Why You Should Add a Dose of Gratitude to Your Day

Share This

Free Happy Woman Enjoying Nature. Outdoor. Freedom

Practicing gratitude has been clinically proven to have a profound and positive impact on a person’s health and quality of life — and it’s free! No co-pays, no time spent at appointments, no needles, no prescriptions. However, the fast-paced lifestyle that many of us have become accustomed to makes practicing gratitude difficult if we do not make a concerted effort to work it into our daily routines.

Gratitude is appreciating the things that are meaningful to each of us as individuals. And since improved health is certainly something to be grateful for, if you aren’t already on the daily gratitude bandwagon, now’s the time start!

5 Health Benefits of Practicing Gratitude

According to gratitude expert Robert A. Emmons from the University of California, Davis, the health benefits of practicing gratitude include:

 1. Lowers Blood Pressure

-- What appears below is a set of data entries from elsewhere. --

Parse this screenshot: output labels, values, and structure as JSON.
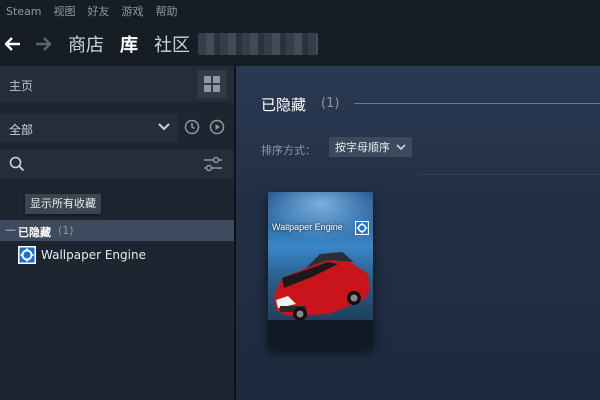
{
  "menubar": {
    "items": [
      "Steam",
      "视图",
      "好友",
      "游戏",
      "帮助"
    ]
  },
  "nav": {
    "back_icon": "arrow-left-icon",
    "forward_icon": "arrow-right-icon",
    "tabs": [
      {
        "label": "商店",
        "active": false
      },
      {
        "label": "库",
        "active": true
      },
      {
        "label": "社区",
        "active": false
      }
    ]
  },
  "sidebar": {
    "home_label": "主页",
    "filter_value": "全部",
    "search_placeholder": "",
    "tooltip": "显示所有收藏",
    "category": {
      "label": "已隐藏",
      "count": "(1)"
    },
    "games": [
      {
        "name": "Wallpaper Engine",
        "icon": "wallpaper-engine-icon"
      }
    ]
  },
  "main": {
    "section_title": "已隐藏",
    "section_count": "(1)",
    "sort_label": "排序方式：",
    "sort_value": "按字母顺序",
    "card": {
      "title": "Wallpaper Engine"
    }
  },
  "colors": {
    "background": "#1b2838",
    "sidebar": "#1e2530",
    "selected_category": "#3e4b5e",
    "accent_blue": "#1a9fff"
  }
}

Some studies have indicated there is a parasympathetic response when gratitude journaling, which slows the heart rate and in turn reduces blood pressure.

 2. Improves Your Sleep and Reduces Daily Fatigue

Sleep improves especially when practicing gratitude right before bed. As you drift off to sleep in a more relaxed state your body will reap the benefits. Better sleep leads to less fatigue during the day.

3. Decreases Depression

Some studies state that the regular practice of gratitude reduces cortisol (the stress hormone) levels by up to 23% which in turn reduces a person’s lifetime risk of depression.

4. Living a Happier and Healthier Existence

Some studies report increased exercise and better eating habits in those who practice daily gratitude which overall leads to a happier and healthier life.

5. Improves Self-esteem and Mental Clarity

As we feel healthier and happier, enhanced self-esteem and improved mental clarity in day-to-day activities increases.

5 Ways to Incorporate the Practice of Gratitude Into Your Life

 1. Start Your Day Being Grateful for a Person or Thing

The practice of gratitude before your feet hit the floor in the morning can help you start your day off with a positive vibe. You can be grateful for something as simple as a new day.

2. Implement Daily Meditation

Meditation is another way to focus on positive thoughts. With each slow inhalation followed by each slow exhalation, remain in the moment and focus on being grateful for what you have.

3. Create a Gratitude Jar

A gratitude jar is a great way to get the family involved in the practice of gratitude with each person dropping a note in the jar every day. After all, gratitude can be learned, so helping kids (and adults) incorporate this into their lives will not only have an impact on the individual’s health but on the health of the family as a whole. Create a tradition where you read the notes in the jar and stick to it every year.

 4. Commit to Evening Journaling

Each night before bed consider writing a few things you’re grateful for. You can use a traditional journal or consider exploring one of the many electronic apps available today.

5. Write a Gratitude Letter

Think of people throughout your life who have had a major influence on you. Consider athletic coaches, local librarians, a former boss, a special mentor, and take the time to thank them. You don’t even have to mail the letters for the practice to be effective. Expressing your thanks in writing, even privately, does the trick.

Embracing an Attitude of Gratitude

Developing an “attitude of gratitude” approach to life is sure to help you be resilient even in the toughest of times. The more satisfied you are with your life the more likely you are to be healthy and give off positive energy to those around you. You have complete control over making time to improve your health through the regular practice of gratitude. It’s that simple, so start today!

© Donna Cardillo (DonnaCardillo.com). All rights reserved.

Get Donna's Updates

Get updates on new events and products.

Related Posts

Acknowledging Family Caregivers

Please acknowledge the ‘family’ caregivers. Look them in the eye, greet them, address them by name when possible, solicit their input, and ask them how they are coping at an appropriate time.

Read More »

Jan’s Story

Jan came from a highly dysfunctional family. One day at age 14, after a physical altercation with her drug-addicted mother and years of abuse and

Read More »